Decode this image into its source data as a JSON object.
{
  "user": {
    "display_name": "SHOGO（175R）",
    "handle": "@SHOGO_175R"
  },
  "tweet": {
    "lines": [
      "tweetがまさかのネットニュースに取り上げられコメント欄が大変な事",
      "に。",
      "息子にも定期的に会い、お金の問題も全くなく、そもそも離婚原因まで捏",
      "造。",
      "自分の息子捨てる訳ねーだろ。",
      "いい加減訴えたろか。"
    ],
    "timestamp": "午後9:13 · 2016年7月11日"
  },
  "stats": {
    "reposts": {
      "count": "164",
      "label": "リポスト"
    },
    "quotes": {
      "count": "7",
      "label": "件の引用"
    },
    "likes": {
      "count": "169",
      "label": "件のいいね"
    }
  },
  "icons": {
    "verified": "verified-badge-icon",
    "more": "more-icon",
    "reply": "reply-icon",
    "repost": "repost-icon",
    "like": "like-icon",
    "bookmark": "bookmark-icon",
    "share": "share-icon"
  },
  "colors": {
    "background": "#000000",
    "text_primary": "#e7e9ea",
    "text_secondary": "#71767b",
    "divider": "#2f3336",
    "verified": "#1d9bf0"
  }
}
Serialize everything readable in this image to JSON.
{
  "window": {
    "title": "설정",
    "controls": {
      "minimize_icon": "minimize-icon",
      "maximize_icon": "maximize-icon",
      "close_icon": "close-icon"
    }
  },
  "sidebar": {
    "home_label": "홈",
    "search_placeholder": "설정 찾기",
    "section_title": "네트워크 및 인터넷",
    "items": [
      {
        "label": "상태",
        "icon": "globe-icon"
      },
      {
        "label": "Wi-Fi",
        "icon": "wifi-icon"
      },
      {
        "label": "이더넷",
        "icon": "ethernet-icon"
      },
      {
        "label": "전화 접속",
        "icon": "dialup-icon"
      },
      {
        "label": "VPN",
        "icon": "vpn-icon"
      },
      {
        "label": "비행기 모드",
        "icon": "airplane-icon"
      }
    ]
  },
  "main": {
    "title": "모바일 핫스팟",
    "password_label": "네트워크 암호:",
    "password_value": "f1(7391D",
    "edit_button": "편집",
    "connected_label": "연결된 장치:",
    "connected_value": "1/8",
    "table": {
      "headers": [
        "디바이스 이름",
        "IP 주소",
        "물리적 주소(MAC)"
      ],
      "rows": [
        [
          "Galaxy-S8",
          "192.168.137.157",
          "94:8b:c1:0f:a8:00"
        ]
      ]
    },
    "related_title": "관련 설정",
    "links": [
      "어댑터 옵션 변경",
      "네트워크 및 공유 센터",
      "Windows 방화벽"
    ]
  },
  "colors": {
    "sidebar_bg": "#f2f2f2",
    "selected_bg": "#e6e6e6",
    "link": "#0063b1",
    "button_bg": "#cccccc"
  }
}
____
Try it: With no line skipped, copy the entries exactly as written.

Written response:
Decode this image into its source data as a JSON object.
{
  "user": {
    "display_name": "SHOGO（175R）",
    "handle": "@SHOGO_175R"
  },
  "tweet": {
    "lines": [
      "tweetがまさかのネットニュースに取り上げられコメント欄が大変な事",
      "に。",
      "息子にも定期的に会い、お金の問題も全くなく、そもそも離婚原因まで捏",
      "造。",
      "自分の息子捨てる訳ねーだろ。",
      "いい加減訴えたろか。"
    ],
    "timestamp": "午後9:13 · 2016年7月11日"
  },
  "stats": {
    "reposts": {
      "count": "164",
      "label": "リポスト"
    },
    "quotes": {
      "count": "7",
      "label": "件の引用"
    },
    "likes": {
      "count": "169",
      "label": "件のいいね"
    }
  },
  "icons": {
    "verified": "verified-badge-icon",
    "more": "more-icon",
    "reply": "reply-icon",
    "repost": "repost-icon",
    "like": "like-icon",
    "bookmark": "bookmark-icon",
    "share": "share-icon"
  },
  "colors": {
    "background": "#000000",
    "text_primary": "#e7e9ea",
    "text_secondary": "#71767b",
    "divider": "#2f3336",
    "verified": "#1d9bf0"
  }
}
Serialize everything readable in this image to JSON.
{
  "window": {
    "title": "설정",
    "controls": {
      "minimize_icon": "minimize-icon",
      "maximize_icon": "maximize-icon",
      "close_icon": "close-icon"
    }
  },
  "sidebar": {
    "home_label": "홈",
    "search_placeholder": "설정 찾기",
    "section_title": "네트워크 및 인터넷",
    "items": [
      {
        "label": "상태",
        "icon": "globe-icon"
      },
      {
        "label": "Wi-Fi",
        "icon": "wifi-icon"
      },
      {
        "label": "이더넷",
        "icon": "ethernet-icon"
      },
      {
        "label": "전화 접속",
        "icon": "dialup-icon"
      },
      {
        "label": "VPN",
        "icon": "vpn-icon"
      },
      {
        "label": "비행기 모드",
        "icon": "airplane-icon"
      }
    ]
  },
  "main": {
    "title": "모바일 핫스팟",
    "password_label": "네트워크 암호:",
    "password_value": "f1(7391D",
    "edit_button": "편집",
    "connected_label": "연결된 장치:",
    "connected_value": "1/8",
    "table": {
      "headers": [
        "디바이스 이름",
        "IP 주소",
        "물리적 주소(MAC)"
      ],
      "rows": [
        [
          "Galaxy-S8",
          "192.168.137.157",
          "94:8b:c1:0f:a8:00"
        ]
      ]
    },
    "related_title": "관련 설정",
    "links": [
      "어댑터 옵션 변경",
      "네트워크 및 공유 센터",
      "Windows 방화벽"
    ]
  },
  "colors": {
    "sidebar_bg": "#f2f2f2",
    "selected_bg": "#e6e6e6",
    "link": "#0063b1",
    "button_bg": "#cccccc"
  }
}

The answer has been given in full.